» **TRY IT**
When a line below contains the word "JSON", copy that line.

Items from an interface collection
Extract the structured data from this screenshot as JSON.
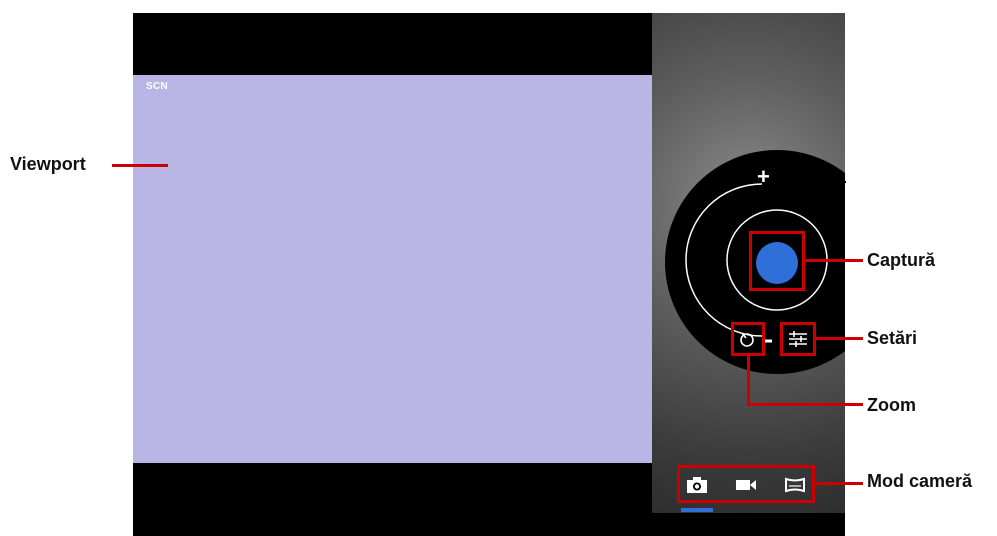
{
  "viewport": {
    "mode_label": "SCN",
    "color": "#b9b5e4"
  },
  "controls": {
    "zoom_plus": "+",
    "capture_color": "#2f6fd8",
    "accent": "#cc0000"
  },
  "mode_bar": {
    "active_indicator_color": "#2f6fd8"
  },
  "annotations": {
    "viewport": "Viewport",
    "capture": "Captură",
    "settings": "Setări",
    "zoom": "Zoom",
    "camera_mode": "Mod cameră"
  }
}
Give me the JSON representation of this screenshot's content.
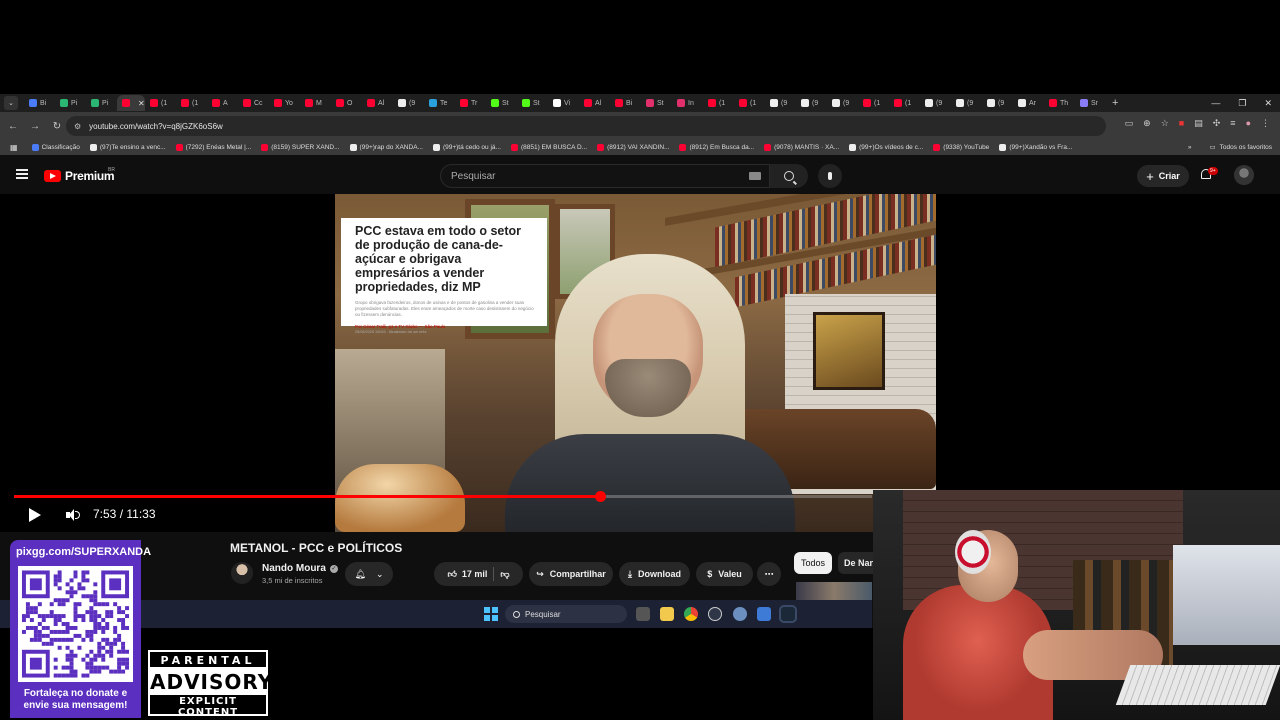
{
  "browser": {
    "tabs": [
      {
        "label": "Bi",
        "color": "#4a7cf7"
      },
      {
        "label": "Pi",
        "color": "#2bb673"
      },
      {
        "label": "Pi",
        "color": "#2bb673"
      },
      {
        "label": "",
        "color": "#ff0033",
        "active": true
      },
      {
        "label": "(1",
        "color": "#ff0033"
      },
      {
        "label": "(1",
        "color": "#ff0033"
      },
      {
        "label": "A",
        "color": "#ff0033"
      },
      {
        "label": "Cc",
        "color": "#ff0033"
      },
      {
        "label": "Yo",
        "color": "#ff0033"
      },
      {
        "label": "M",
        "color": "#ff0033"
      },
      {
        "label": "O",
        "color": "#ff0033"
      },
      {
        "label": "Al",
        "color": "#ff0033"
      },
      {
        "label": "(9",
        "color": "#eeeeee"
      },
      {
        "label": "Te",
        "color": "#2aa1da"
      },
      {
        "label": "Tr",
        "color": "#ff0033"
      },
      {
        "label": "St",
        "color": "#53fc18"
      },
      {
        "label": "St",
        "color": "#53fc18"
      },
      {
        "label": "Vi",
        "color": "#ffffff"
      },
      {
        "label": "Al",
        "color": "#ff0033"
      },
      {
        "label": "Bi",
        "color": "#ff0033"
      },
      {
        "label": "St",
        "color": "#e1306c"
      },
      {
        "label": "In",
        "color": "#e1306c"
      },
      {
        "label": "(1",
        "color": "#ff0033"
      },
      {
        "label": "(1",
        "color": "#ff0033"
      },
      {
        "label": "(9",
        "color": "#eeeeee"
      },
      {
        "label": "(9",
        "color": "#eeeeee"
      },
      {
        "label": "(9",
        "color": "#eeeeee"
      },
      {
        "label": "(1",
        "color": "#ff0033"
      },
      {
        "label": "(1",
        "color": "#ff0033"
      },
      {
        "label": "(9",
        "color": "#eeeeee"
      },
      {
        "label": "(9",
        "color": "#eeeeee"
      },
      {
        "label": "(9",
        "color": "#eeeeee"
      },
      {
        "label": "Ar",
        "color": "#eeeeee"
      },
      {
        "label": "Th",
        "color": "#ff0033"
      },
      {
        "label": "Sr",
        "color": "#8a7cf7"
      }
    ],
    "new_tab": "+",
    "window_controls": {
      "minimize": "—",
      "maximize": "❐",
      "close": "✕"
    },
    "url": "youtube.com/watch?v=q8jGZK6oS6w",
    "bookmarks": [
      {
        "label": "Classificação",
        "color": "#4a7cf7"
      },
      {
        "label": "(97)Te ensino a venc...",
        "color": "#eeeeee"
      },
      {
        "label": "(7292) Enéas Metal |...",
        "color": "#ff0033"
      },
      {
        "label": "(8159) SUPER XAND...",
        "color": "#ff0033"
      },
      {
        "label": "(99+)rap do XANDÃ...",
        "color": "#eeeeee"
      },
      {
        "label": "(99+)tá cedo ou já...",
        "color": "#eeeeee"
      },
      {
        "label": "(8851) EM BUSCA D...",
        "color": "#ff0033"
      },
      {
        "label": "(8912) VAI XANDIN...",
        "color": "#ff0033"
      },
      {
        "label": "(8912) Em Busca da...",
        "color": "#ff0033"
      },
      {
        "label": "(9078) MANTIS · XA...",
        "color": "#ff0033"
      },
      {
        "label": "(99+)Os vídeos de c...",
        "color": "#eeeeee"
      },
      {
        "label": "(9338) YouTube",
        "color": "#ff0033"
      },
      {
        "label": "(99+)Xandão vs Fra...",
        "color": "#eeeeee"
      }
    ],
    "all_bookmarks": "Todos os favoritos"
  },
  "youtube": {
    "logo_text": "Premium",
    "logo_region": "BR",
    "search_placeholder": "Pesquisar",
    "create_label": "Criar",
    "notification_count": "9+",
    "article": {
      "title": "PCC estava em todo o setor de produção de cana-de-açúcar e obrigava empresários a vender propriedades, diz MP",
      "subtitle": "Grupo obrigava fazendeiros, donos de usinas e de postos de gasolina a vender suas propriedades subfaturadas. Eles eram ameaçados de morte caso desistissem do negócio ou fizessem denúncias.",
      "byline": "Por César Tralli, g1 e TV Globo — São Paulo",
      "date": "28/08/2025 10h53 · Atualizado há um mês"
    },
    "player": {
      "current_time": "7:53",
      "duration": "11:33",
      "time_display": "7:53 / 11:33",
      "progress_fraction": 0.6825
    },
    "video_title": "METANOL - PCC e POLÍTICOS",
    "channel": {
      "name": "Nando Moura",
      "subscribers": "3,5 mi de inscritos"
    },
    "actions": {
      "likes": "17 mil",
      "share": "Compartilhar",
      "download": "Download",
      "thanks": "Valeu",
      "more": "⋯"
    },
    "chips": {
      "all": "Todos",
      "channel": "De Nan"
    }
  },
  "taskbar": {
    "search_placeholder": "Pesquisar"
  },
  "overlay": {
    "donate_url": "pixgg.com/SUPERXANDA",
    "donate_message": "Fortaleça no donate e envie sua mensagem!",
    "advisory_top": "PARENTAL",
    "advisory_mid": "ADVISORY",
    "advisory_bot": "EXPLICIT CONTENT"
  },
  "colors": {
    "accent_red": "#ff0000",
    "yt_bg": "#0f0f0f",
    "donate_purple": "#5b2fbf",
    "taskbar": "#1c2233"
  }
}
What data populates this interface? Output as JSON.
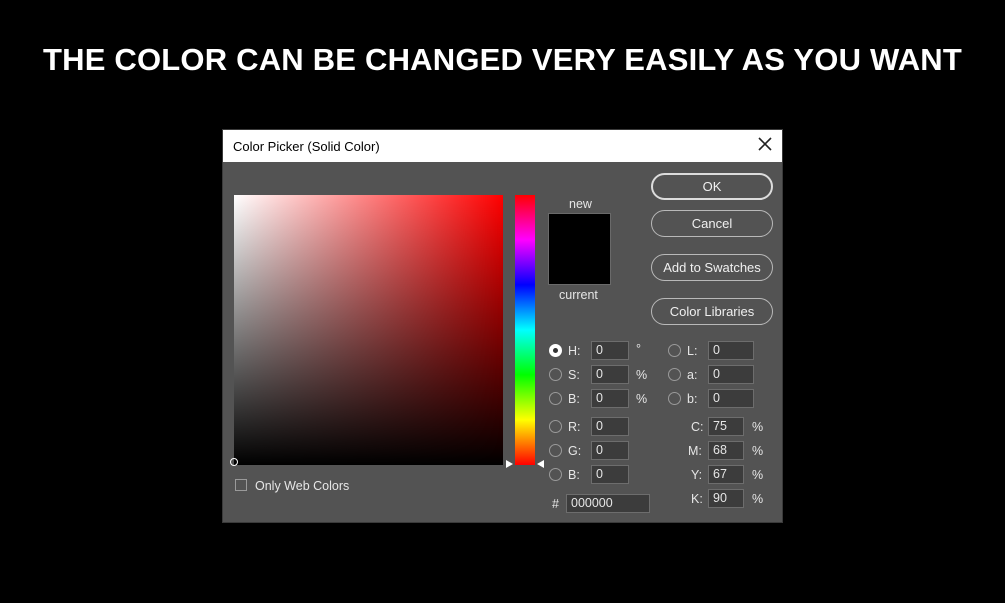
{
  "headline": "THE COLOR CAN BE CHANGED VERY EASILY AS YOU WANT",
  "dialog": {
    "title": "Color Picker (Solid Color)",
    "preview": {
      "new_label": "new",
      "current_label": "current",
      "color": "#000000"
    },
    "buttons": {
      "ok": "OK",
      "cancel": "Cancel",
      "add_swatches": "Add to Swatches",
      "libraries": "Color Libraries"
    },
    "hsb": {
      "h": {
        "label": "H:",
        "value": "0",
        "unit": "°"
      },
      "s": {
        "label": "S:",
        "value": "0",
        "unit": "%"
      },
      "b": {
        "label": "B:",
        "value": "0",
        "unit": "%"
      }
    },
    "rgb": {
      "r": {
        "label": "R:",
        "value": "0"
      },
      "g": {
        "label": "G:",
        "value": "0"
      },
      "b": {
        "label": "B:",
        "value": "0"
      }
    },
    "lab": {
      "l": {
        "label": "L:",
        "value": "0"
      },
      "a": {
        "label": "a:",
        "value": "0"
      },
      "b": {
        "label": "b:",
        "value": "0"
      }
    },
    "cmyk": {
      "c": {
        "label": "C:",
        "value": "75",
        "unit": "%"
      },
      "m": {
        "label": "M:",
        "value": "68",
        "unit": "%"
      },
      "y": {
        "label": "Y:",
        "value": "67",
        "unit": "%"
      },
      "k": {
        "label": "K:",
        "value": "90",
        "unit": "%"
      }
    },
    "hex": {
      "label": "#",
      "value": "000000"
    },
    "web_colors": {
      "label": "Only Web Colors",
      "checked": false
    }
  }
}
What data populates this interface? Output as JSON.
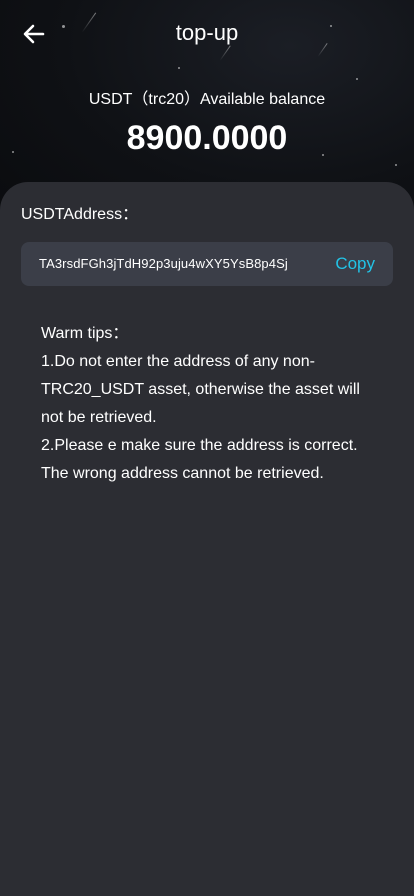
{
  "header": {
    "title": "top-up",
    "back_icon": "arrow-left-icon"
  },
  "balance": {
    "label": "USDT（trc20）Available balance",
    "value": "8900.0000"
  },
  "address": {
    "label": "USDTAddress：",
    "value": "TA3rsdFGh3jTdH92p3uju4wXY5YsB8p4Sj",
    "copy_label": "Copy"
  },
  "tips": {
    "title": "Warm tips：",
    "items": [
      "1.Do not enter the address of any non-TRC20_USDT asset, otherwise the asset will not be retrieved.",
      "2.Please e make sure the address is correct. The wrong address cannot be retrieved."
    ]
  },
  "colors": {
    "accent": "#22c3e6",
    "card_background": "#2c2d33",
    "address_box": "#3b3e48",
    "hero_background": "#0f1115"
  }
}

» **ANSWER SPACE**
Extract the structured data from this screenshot as JSON.
Give me the JSON representation of this screenshot's content.
What data populates this interface? Output as JSON.
What data populates this interface? Output as JSON.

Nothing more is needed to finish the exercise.